I always read these stories about cities rezoning to allow micro-apartments with mixed feelings.
On the one hand, I absolutely think that people should be allowed to rent or buy a micro-apartment if they want to. Lifestyles are changing, family structures are changing, and in a country of 300 million people there's certainly room for some people who'd like to live in very small apartments.
On the other hand, it's incredibly frustrating to see cities reaching for this solution when there are better and more obvious ones at hand. The implication of the micro-apartment movement is that the crisis of middle class affordability in major coastal cities is that people can't buy the steel and concrete. Rural housing affordability is actually like this. There's almost always some cheap land available in small towns, so what separates the rich from the poor is literally how much house you can afford. Fancy people live in fancy houses that contains lots of physical building material. Poor people live in little trailers. If you're less poor, you get a double-wide trailer. If you're too poor to afford a trailer, a "micro-trailer" might help. It's like how a sub-compact car is cheaper than a full-sized SUV.
But this is not what the middle class affordability crisis in San Francisco or Manhattan is about. It's not that families can't afford the construction material that would be required to get them a decent-sized apartment. It's that you're not allowed to build enough apartments to fit all the people who'd like one.
Most people I'm familiar with want the city they live in to be a great place and aspire to make it an even greater place.
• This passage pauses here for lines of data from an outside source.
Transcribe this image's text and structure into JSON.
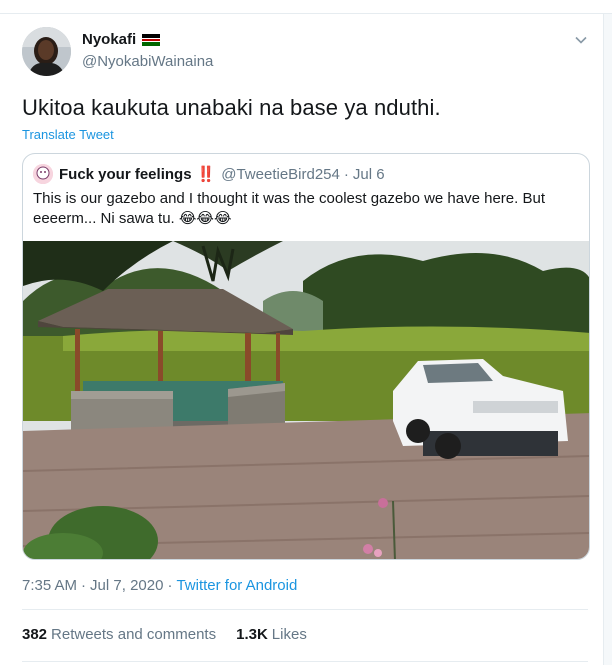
{
  "tweet": {
    "display_name": "Nyokafi",
    "handle": "@NyokabiWainaina",
    "flag_icon": "kenya-flag-icon",
    "text": "Ukitoa kaukuta unabaki na base ya nduthi.",
    "translate_label": "Translate Tweet",
    "time": "7:35 AM",
    "date": "Jul 7, 2020",
    "separator": "·",
    "source": "Twitter for Android",
    "retweets_count": "382",
    "retweets_label": "Retweets and comments",
    "likes_count": "1.3K",
    "likes_label": "Likes"
  },
  "quote": {
    "display_name": "Fuck your feelings",
    "emoji": "‼️",
    "handle": "@TweetieBird254",
    "separator": "·",
    "date": "Jul 6",
    "text": "This is our gazebo and I thought it was the coolest gazebo we have here. But eeeerm... Ni sawa tu. 😂😂😂"
  },
  "colors": {
    "link": "#1b95e0",
    "secondary_text": "#657786",
    "primary_text": "#14171a",
    "border": "#ccd6dd"
  }
}
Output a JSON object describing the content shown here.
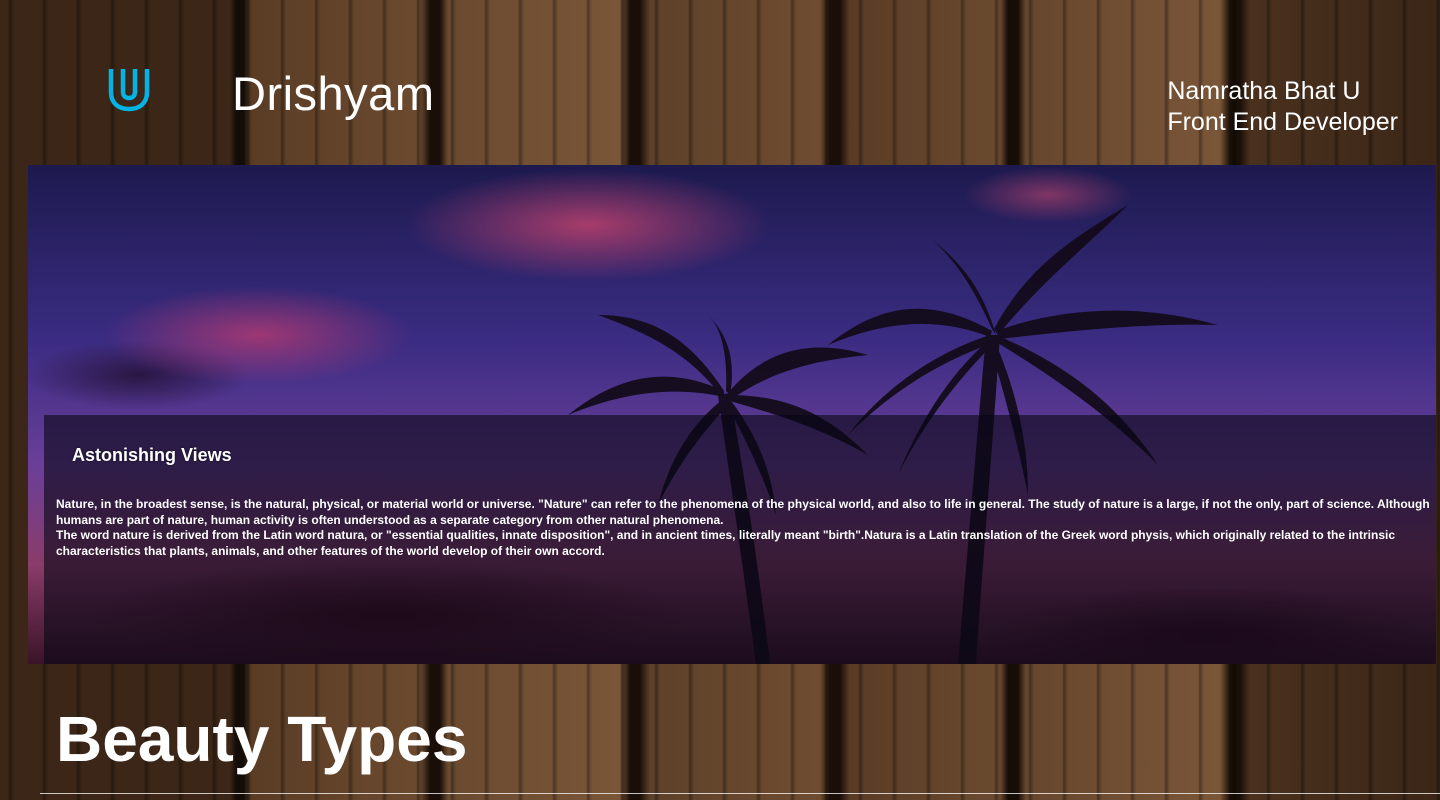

But if your city is great, people will want to move there. And if real estate developers aren't permitted to add more and bigger structures, your desirable city is going to become a city nobody can afford to live in. Slicing the constrained building stock into smaller and smaller apartments will help some single people squeeze in at the margin, but it doesn't address the underlying dynamics.